Clearly, we believe that good leadership entails a great deal more than that. We agree that good leaders tend to display certain attitudes and behaviors, but we contend that those must stem from something much deeper than a simple cognitive understanding of what a good leader should or shouldn’t do in a given situation. That’s where our central idea of virtue comes into play: as we will see shortly, virtue is at the very core of the truly great leader. It is the foundation upon which all attitudes, behaviors, skills, and techniques are built. For the best leaders, the behaviors most often associated with good leadership are authentic, not contrived; they are learned in the deepest and truest sense of that word, and not merely as we often use it nowadays, to mean “adopted” or “affected.”

Political theorist Jacob Heilbrunn reaches a similar conclusion in his brilliant essay “Can Leadership Be Studied?” After summarizing the “advances” in leadership studies made during the 20th century, he asks, “Is leadership simply an act, a self-delusion projected upon followers?” He concludes that students of leadership will need to examine their topic much more carefully in the coming years and asserts that in doing so, they “may discover that the most important things about leadership lie far beyond the capabilities of science to analyze.”

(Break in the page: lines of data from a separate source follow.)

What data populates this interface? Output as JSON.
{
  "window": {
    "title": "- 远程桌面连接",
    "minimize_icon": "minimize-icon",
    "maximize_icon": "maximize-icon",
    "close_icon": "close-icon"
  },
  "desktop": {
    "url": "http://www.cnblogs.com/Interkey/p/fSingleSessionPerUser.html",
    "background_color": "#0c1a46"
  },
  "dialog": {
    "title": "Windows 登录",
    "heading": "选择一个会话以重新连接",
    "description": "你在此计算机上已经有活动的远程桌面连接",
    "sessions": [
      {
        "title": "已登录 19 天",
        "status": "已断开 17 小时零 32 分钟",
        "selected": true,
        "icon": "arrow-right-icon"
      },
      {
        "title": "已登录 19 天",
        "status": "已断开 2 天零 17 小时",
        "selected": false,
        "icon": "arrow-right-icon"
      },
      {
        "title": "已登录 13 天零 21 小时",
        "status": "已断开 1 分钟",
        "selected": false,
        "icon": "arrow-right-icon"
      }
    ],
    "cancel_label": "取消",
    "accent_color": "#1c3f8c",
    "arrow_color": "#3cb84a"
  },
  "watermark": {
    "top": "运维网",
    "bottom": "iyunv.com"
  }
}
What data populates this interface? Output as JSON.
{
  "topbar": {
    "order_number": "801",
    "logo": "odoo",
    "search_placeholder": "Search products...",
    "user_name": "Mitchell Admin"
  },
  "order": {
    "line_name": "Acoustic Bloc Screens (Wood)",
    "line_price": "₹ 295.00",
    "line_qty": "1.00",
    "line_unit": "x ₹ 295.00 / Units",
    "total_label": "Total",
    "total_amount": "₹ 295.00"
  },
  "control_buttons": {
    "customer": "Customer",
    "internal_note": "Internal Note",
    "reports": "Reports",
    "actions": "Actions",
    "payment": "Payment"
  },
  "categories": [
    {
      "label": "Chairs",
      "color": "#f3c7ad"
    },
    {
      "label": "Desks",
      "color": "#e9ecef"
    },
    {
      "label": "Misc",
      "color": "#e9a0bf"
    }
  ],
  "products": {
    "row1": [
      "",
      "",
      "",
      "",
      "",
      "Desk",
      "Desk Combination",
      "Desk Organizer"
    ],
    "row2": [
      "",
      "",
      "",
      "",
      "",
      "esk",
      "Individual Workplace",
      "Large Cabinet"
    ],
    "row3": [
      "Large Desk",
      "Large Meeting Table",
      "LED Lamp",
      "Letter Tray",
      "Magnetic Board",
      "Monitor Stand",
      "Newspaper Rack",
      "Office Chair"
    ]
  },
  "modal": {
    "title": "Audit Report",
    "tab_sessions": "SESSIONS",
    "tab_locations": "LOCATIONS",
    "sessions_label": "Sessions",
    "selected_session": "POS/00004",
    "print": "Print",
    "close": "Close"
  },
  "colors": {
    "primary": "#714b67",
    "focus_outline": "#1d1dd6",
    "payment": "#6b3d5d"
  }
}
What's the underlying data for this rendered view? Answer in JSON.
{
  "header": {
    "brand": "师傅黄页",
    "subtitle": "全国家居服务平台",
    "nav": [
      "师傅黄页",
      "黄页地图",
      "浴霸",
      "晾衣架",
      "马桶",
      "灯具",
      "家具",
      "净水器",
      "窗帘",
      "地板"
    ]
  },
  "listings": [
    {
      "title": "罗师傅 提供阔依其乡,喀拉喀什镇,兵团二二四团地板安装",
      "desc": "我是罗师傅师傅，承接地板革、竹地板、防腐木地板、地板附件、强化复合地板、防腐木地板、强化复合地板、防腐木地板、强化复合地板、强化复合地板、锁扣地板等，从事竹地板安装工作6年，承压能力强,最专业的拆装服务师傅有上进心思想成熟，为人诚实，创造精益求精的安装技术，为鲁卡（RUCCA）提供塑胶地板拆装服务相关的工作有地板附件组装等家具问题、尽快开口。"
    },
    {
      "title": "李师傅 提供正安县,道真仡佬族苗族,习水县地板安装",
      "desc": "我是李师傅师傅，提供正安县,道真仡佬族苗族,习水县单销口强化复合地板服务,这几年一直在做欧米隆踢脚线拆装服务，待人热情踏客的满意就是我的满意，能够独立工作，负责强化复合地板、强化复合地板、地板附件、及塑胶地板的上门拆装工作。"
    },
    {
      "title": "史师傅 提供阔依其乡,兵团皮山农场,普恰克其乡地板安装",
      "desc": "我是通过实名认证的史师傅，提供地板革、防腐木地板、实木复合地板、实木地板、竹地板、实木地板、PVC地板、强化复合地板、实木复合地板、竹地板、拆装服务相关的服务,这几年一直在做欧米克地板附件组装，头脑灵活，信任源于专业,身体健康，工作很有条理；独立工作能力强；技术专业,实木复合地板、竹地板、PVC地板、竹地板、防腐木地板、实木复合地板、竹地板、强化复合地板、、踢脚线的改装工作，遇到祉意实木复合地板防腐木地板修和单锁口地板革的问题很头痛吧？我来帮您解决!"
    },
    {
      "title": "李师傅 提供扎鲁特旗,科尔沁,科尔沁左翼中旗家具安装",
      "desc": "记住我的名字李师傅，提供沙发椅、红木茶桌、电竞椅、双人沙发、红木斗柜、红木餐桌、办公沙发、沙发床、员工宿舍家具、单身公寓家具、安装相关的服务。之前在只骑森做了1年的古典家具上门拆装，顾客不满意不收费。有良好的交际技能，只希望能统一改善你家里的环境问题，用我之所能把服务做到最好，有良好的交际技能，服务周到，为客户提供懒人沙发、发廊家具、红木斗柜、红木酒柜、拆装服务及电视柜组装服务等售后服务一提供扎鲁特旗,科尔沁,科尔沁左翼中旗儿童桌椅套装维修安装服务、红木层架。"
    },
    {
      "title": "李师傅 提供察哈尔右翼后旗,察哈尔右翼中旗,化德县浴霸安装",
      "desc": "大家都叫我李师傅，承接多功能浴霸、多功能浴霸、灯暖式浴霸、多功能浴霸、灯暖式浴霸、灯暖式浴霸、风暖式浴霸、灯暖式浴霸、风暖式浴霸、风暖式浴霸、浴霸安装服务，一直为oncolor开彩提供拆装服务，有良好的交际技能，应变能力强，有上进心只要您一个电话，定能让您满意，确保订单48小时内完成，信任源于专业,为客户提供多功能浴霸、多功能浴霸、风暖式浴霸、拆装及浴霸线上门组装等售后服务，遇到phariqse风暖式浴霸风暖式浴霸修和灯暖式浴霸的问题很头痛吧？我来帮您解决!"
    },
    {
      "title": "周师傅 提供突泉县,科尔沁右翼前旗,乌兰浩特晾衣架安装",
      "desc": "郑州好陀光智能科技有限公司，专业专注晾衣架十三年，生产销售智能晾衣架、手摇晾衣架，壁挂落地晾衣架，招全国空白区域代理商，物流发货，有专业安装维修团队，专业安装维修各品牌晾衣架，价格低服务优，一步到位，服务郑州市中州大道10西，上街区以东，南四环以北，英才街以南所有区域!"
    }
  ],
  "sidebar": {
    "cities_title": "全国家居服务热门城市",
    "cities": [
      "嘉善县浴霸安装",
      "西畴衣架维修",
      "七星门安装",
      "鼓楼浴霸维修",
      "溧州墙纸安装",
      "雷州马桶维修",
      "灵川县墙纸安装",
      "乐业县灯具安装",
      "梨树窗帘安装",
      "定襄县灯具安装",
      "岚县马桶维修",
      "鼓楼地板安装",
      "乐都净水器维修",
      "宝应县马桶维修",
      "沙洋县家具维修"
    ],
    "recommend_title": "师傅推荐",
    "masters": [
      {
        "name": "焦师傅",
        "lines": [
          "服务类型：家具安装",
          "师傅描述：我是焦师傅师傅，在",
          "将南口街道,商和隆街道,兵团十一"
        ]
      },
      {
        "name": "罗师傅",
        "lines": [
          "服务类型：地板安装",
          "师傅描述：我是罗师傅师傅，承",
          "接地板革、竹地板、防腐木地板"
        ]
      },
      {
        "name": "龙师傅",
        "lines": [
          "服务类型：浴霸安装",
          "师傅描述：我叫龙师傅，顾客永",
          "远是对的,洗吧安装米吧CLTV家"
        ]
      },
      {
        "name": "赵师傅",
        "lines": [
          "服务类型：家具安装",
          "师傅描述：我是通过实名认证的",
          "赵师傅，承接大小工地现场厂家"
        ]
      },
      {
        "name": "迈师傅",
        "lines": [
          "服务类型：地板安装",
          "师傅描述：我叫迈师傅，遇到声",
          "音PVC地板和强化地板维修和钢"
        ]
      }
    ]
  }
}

Let's look at it another way. One of the most significant advances in educational theory over the last 20 years has been a shift of emphasis from teaching to learning. For centuries, the primary focus in any learning situation was on the teacher, the speaker, the presenter, sometimes referred to as “The Sage on the Stage”—the one who has all the knowledge and whose role is to share that knowledge with students or listeners. Note that the latter, in this scenario, play an extremely passive role in the learning process. They are not so much learners as people who are being taught.

The emerging emphasis on learning, however, places more responsibility in the students’ hands and makes them more active participants in the process. The instructor, some say, becomes more of a “Guide on the Side,” whose job is not simply to impart knowledge by spouting information but rather to make sure that students are learning through a variety of means, including discussion, hands-on training, peer tutoring, and so on.

We believe this new paradigm is well-suited to helping people become better leaders, which is why we consistently talk about “leadership learning” rather than “leadership training.” You can bring the best leaders in the world to your facility and have them conduct the most stimulating seminars imaginable, but if the people in that room are merely sitting and listening, we would suggest that not a whole lot of learning is taking place. How much of what they hear are they taking in? And how much, in any case, can a person improve his or her leadership skills simply by listening to someone else talk about his or her experiences or theories on leadership?

Instead, we believe that leaders must take an active role in their own learning. No doubt people can gather a great deal of useful information about leadership by attending training courses and (we hope) reading books like The 9 Virtues. But as Ralph Waldo Emerson once stated, speaking to a group of students at Harvard University, “Books are for the scholar’s idle times. When he can read God directly, why waste time on the transcripts of other men’s readings?”

We believe the same concept applies to leadership learning: the leader-learner must be an active, not a passive, participant. He or she must not simply memorize the formula for good leadership but must learn through experiencing good leadership (and sometimes poor leadership) first-hand. Please note, by the way, that this is entirely consistent with our repeated assertion that leadership is not merely about BEING; it’s about DOING.

Thus, our answer to the age-old question, “Can leadership be taught?” is “Probably not—but it can definitely be learned.”